MICHAEL KRANISH: Well, Mitt Romney has grown up in a series of bubbles, like we mentioned a minute ago, a pretty controlled world. He is not a back-slapping politician.

For example, he never ran for mayor or city council. He started his political career running for the U.S. Senate against Ted Kennedy. So he is a more formal person. He doesn’t spend perhaps — people at Bain Capital would say, after work, he would put his briefcase in the car and then he went home.

And Mitt Romney has said he didn’t take the briefcase out of the car when he got home. And that tells you I think a lot about Mitt Romney. He wanted to go in, do the job, leave it behind and then go home to his family.

MARGARET WARNER: And, finally, in a general election campaign, there are rigors and pressures you never experience in the worst nomination campaign.
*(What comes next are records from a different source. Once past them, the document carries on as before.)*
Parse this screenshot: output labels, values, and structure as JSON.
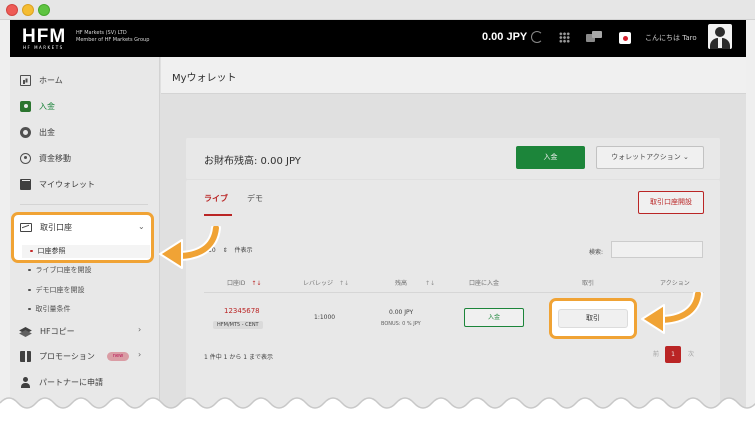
{
  "header": {
    "logo_text": "HFM",
    "logo_sub": "HF MARKETS",
    "company_line1": "HF Markets (SV) LTD",
    "company_line2": "Member of HF Markets Group",
    "balance": "0.00 JPY",
    "greeting": "こんにちは Taro"
  },
  "sidebar": {
    "items": [
      {
        "label": "ホーム"
      },
      {
        "label": "入金"
      },
      {
        "label": "出金"
      },
      {
        "label": "資金移動"
      },
      {
        "label": "マイウォレット"
      }
    ],
    "trading_accounts": {
      "label": "取引口座",
      "chevron": "⌄",
      "subitems": [
        {
          "label": "口座参照"
        },
        {
          "label": "ライブ口座を開設"
        },
        {
          "label": "デモ口座を開設"
        },
        {
          "label": "取引量条件"
        }
      ]
    },
    "hfcopy": {
      "label": "HFコピー",
      "chevron": "›"
    },
    "promotion": {
      "label": "プロモーション",
      "badge": "new",
      "chevron": "›"
    },
    "partner": {
      "label": "パートナーに申請"
    }
  },
  "main": {
    "page_title": "Myウォレット",
    "wallet_balance": "お財布残高: 0.00 JPY",
    "deposit_label": "入金",
    "wallet_action_label": "ウォレットアクション ⌄",
    "tabs": [
      {
        "label": "ライブ"
      },
      {
        "label": "デモ"
      }
    ],
    "open_account_label": "取引口座開設",
    "page_length": "10",
    "length_suffix": "件表示",
    "length_arrow": "⇕",
    "search_label": "検索:",
    "columns": [
      {
        "label": "口座ID",
        "sort": "↑↓"
      },
      {
        "label": "レバレッジ",
        "sort": "↑↓"
      },
      {
        "label": "残高",
        "sort": "↑↓"
      },
      {
        "label": "口座に入金",
        "sort": "↑↓"
      },
      {
        "label": "取引"
      },
      {
        "label": "アクション"
      }
    ],
    "rows": [
      {
        "account_id": "12345678",
        "account_type": "HFM/MT5 - CENT",
        "leverage": "1:1000",
        "balance": "0.00 JPY",
        "bonus": "BONUS: 0 % JPY",
        "deposit_button": "入金",
        "trade_button": "取引"
      }
    ],
    "info": "1 件中 1 から 1 まで表示",
    "pager": {
      "prev": "前",
      "current": "1",
      "next": "次"
    }
  },
  "colors": {
    "accent_red": "#c62828",
    "accent_green": "#1e8e3e",
    "highlight_orange": "#f0a335"
  }
}
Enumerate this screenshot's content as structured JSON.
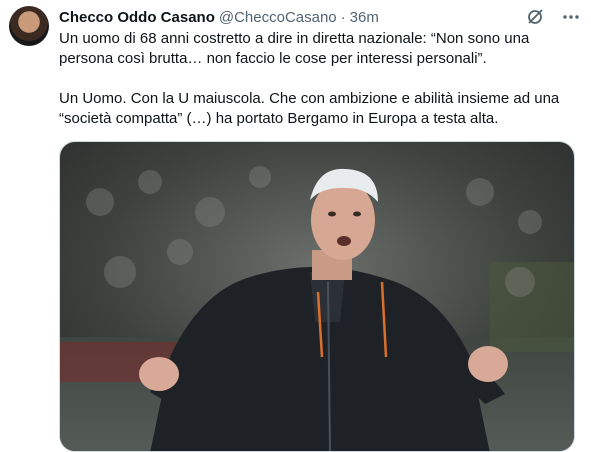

What does his past history tell you about how he will withstand that?

MICHAEL KRANISH: Well, we’re really interested to see, because when he ran against Ted Kennedy, Ted Kennedy beat him, and beat him pretty badly in debates, a lot of people thought, and certainly the way the election results turned out.

And he has not faced a race against another Democrat nationally, obviously. Running in the GOP primary against a relatively weak field is different than what he’s going to face now. There will be a lot of very harsh attacks on both sides. And people will want to know, can you connect with me? Can you understand the problems I have?

And that’s something that some of his own advisers have asked about him. How can you get away from this image of the perfect hair and the starched shirt and really show that you have a connection to the average person? It’s been a challenge for him. It will continue to be a challenge.

MARGARET WARNER: Well, much to see.

Thank you so much for helping us at least think of how to look at it, Michael.